Provided entries:
--- START ---

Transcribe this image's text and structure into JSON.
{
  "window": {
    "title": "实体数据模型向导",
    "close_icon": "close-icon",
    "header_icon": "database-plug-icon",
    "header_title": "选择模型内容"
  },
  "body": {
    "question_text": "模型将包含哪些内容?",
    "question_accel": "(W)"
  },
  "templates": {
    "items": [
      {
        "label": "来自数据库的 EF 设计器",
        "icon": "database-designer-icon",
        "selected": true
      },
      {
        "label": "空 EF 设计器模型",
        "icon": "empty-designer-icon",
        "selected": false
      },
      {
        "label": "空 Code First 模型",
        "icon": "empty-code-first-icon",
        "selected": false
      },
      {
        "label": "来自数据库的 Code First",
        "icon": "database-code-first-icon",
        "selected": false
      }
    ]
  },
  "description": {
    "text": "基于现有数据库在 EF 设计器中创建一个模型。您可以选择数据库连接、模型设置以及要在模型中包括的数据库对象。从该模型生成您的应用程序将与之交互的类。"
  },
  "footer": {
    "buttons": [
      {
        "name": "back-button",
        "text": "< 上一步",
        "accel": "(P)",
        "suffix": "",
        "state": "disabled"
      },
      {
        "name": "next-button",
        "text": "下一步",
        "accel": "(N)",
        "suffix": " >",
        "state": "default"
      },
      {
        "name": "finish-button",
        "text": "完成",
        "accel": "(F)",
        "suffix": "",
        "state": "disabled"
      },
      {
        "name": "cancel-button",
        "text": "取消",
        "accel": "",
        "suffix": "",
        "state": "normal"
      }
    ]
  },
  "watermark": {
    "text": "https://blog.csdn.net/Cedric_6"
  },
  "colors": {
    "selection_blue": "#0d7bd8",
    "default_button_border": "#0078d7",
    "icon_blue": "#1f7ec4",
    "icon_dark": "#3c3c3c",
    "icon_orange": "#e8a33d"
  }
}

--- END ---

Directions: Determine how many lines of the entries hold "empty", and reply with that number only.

Answer to this exercise: 2